On the back of a day one Metacritic score of around 73 across all platofrms, THQ's stock has dropped 26 per cent, according to Gamasutra (thanks for the heads up Atomican PointZeroOne).
There's a lot wrong with this picture, and it illustrates many of the flaws in the way the games industry - development, publishing, and journalism - operates at the moment.
First up, is Metacritic itself. Given that, at time of writing, it's only collating 32 titles in its tracking of Homefront on Xbox 360, it must be pointed out this represents the enormous influence Metacritic has. By merely reporting on the opinions of, basically, 32 or so individuals, THQ's lost money in terms of stock, pre-orders and in sheer good will. And this, despite Metacritic's own report that fully HALF of the reviews are positive.

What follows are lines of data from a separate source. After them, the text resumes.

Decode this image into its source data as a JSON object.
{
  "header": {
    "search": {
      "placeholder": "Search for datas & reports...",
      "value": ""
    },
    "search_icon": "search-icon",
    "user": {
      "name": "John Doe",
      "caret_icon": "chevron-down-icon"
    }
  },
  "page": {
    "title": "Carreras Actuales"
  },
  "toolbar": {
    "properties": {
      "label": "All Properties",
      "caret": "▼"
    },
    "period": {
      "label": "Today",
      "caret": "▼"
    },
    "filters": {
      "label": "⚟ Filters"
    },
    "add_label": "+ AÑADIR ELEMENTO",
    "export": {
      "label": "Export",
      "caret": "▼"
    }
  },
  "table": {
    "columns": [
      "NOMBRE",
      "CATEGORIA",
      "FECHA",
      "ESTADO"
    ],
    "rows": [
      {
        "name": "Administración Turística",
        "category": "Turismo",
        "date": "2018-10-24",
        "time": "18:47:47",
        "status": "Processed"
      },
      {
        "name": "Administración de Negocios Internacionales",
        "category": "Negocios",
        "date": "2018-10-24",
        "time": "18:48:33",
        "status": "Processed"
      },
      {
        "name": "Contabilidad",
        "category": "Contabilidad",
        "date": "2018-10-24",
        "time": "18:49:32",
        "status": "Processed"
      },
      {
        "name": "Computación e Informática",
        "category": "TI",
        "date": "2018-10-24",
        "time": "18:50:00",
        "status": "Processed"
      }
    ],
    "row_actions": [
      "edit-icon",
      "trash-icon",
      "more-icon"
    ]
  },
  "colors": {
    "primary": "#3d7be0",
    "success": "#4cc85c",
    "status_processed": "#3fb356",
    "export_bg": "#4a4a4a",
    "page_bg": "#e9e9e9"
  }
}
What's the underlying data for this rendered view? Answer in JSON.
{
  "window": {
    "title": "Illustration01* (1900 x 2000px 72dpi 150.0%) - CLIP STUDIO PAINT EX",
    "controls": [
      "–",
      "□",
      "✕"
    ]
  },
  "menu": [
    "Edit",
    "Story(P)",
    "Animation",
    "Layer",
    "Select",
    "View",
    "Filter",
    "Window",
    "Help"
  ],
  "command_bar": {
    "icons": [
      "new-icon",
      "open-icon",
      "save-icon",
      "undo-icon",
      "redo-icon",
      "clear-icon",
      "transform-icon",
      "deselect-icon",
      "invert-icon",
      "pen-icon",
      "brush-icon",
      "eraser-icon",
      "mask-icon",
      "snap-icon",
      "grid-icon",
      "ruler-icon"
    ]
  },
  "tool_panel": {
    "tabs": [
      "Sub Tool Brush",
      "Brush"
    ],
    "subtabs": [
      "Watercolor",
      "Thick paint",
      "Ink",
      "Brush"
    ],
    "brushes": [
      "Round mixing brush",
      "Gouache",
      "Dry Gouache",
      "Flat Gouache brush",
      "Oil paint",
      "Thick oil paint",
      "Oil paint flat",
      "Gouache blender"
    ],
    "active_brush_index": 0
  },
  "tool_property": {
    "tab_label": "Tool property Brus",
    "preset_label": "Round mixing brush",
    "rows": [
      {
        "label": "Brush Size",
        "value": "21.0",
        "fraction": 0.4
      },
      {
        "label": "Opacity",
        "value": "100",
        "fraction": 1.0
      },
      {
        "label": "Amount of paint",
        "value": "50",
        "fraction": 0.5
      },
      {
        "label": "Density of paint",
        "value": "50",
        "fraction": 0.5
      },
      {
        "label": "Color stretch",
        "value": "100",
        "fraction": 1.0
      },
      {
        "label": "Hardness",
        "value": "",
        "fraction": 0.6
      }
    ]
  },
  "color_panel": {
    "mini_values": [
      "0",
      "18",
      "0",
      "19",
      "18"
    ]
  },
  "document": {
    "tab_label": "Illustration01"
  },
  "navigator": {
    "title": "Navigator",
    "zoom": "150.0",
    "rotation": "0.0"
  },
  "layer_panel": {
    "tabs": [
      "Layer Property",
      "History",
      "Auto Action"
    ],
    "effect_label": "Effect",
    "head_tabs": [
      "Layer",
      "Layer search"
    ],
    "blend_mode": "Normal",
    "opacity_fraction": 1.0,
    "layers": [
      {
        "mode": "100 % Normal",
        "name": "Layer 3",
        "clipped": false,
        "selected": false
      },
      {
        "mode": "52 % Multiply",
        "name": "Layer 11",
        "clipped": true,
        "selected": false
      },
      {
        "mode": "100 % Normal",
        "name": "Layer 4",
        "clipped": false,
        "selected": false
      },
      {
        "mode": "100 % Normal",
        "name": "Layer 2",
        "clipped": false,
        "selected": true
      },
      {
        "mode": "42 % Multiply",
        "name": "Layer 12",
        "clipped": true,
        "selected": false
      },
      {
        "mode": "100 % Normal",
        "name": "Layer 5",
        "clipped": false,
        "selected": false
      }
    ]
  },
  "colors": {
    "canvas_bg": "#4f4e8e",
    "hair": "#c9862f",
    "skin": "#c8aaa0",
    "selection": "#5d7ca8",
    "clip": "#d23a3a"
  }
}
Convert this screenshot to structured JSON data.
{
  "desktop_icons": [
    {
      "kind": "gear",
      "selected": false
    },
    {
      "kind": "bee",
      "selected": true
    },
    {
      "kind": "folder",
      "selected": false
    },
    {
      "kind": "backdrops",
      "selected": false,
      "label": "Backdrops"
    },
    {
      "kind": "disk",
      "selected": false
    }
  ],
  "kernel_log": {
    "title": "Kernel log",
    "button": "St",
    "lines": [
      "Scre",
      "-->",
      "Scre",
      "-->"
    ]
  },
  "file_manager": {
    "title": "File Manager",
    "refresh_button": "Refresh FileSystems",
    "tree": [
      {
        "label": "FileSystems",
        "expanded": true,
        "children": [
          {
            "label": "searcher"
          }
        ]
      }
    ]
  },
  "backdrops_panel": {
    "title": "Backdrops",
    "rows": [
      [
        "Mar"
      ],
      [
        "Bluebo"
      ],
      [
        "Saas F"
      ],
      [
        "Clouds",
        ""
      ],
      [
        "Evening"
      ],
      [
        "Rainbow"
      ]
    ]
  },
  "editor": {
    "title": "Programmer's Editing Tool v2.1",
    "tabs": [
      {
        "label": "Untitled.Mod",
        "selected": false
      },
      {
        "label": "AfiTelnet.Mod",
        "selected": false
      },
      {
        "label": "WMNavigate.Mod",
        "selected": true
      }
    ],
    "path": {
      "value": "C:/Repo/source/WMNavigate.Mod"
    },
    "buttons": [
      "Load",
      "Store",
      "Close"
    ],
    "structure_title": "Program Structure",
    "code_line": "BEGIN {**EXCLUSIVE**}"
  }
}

And don't even get us started about the fact that when it comes to user reviews, the vast majority are in actually positive.
This modern reliance on Metacritic's even more problematic, because it completely invalidates the most important part of the review process. That is, the hundreds if not thousands of words that give any given score context. Any one of those 'average' reviews could praise Homefront - many of them do, in fact - but the scores taken in isolation don't help anyone. Not gamers, not reviewers, and certainly not THQ or other publishers.
The second problem here is that Metacritic only has this much weight because readers and in particular developers give it to them. In fact, it was at a Relic hosted event for the THQ-published Space Marine where the devs present made a big point at the top of their presentation about how well their games have done on Metacritic - as if it's Metacritic they're impressing, not a global audience of reviewers.
Gamers too, do this. There are many who openly claim to not be interested in reviews, who in fact believe reviewers to be corrupt and on the take, but do rely Metacritic scores. To this, we can only say... 'What is this... I don't even.'
However, in this instance, there's one more culprit that cannot be overlooked, and that's THQ itself, and to a lesser degree Kaos Studios itself.
THQ's hyped Homefront to within an inch if itself. And hey, if it's got a property it thinks is the bee's knees, more power to 'em. But to hype a product like Homefront, with a singleplayer game that can be completed in a mere two hours, seems suicidal. We know that in this CoD era multiplayer (and Homefront's is pretty strong) is what gives a game real longevity, but to have such an afterthought of a campaign - no matter how clever, well-realised or impactful - seems little short of negligent.
THQ, with its neat marketing tricks, has effectively given itself just enough rope to hang. The part that we, is a willing and complicit media, plays in this is also up for debate. We certainly hyped the game, playing our own little role in this drama, but we'll leave that discussion to you, the readers.
And what's super ironic about all this, is that we've only just started our review... and it seems like it's already a moot point. What do you guys think?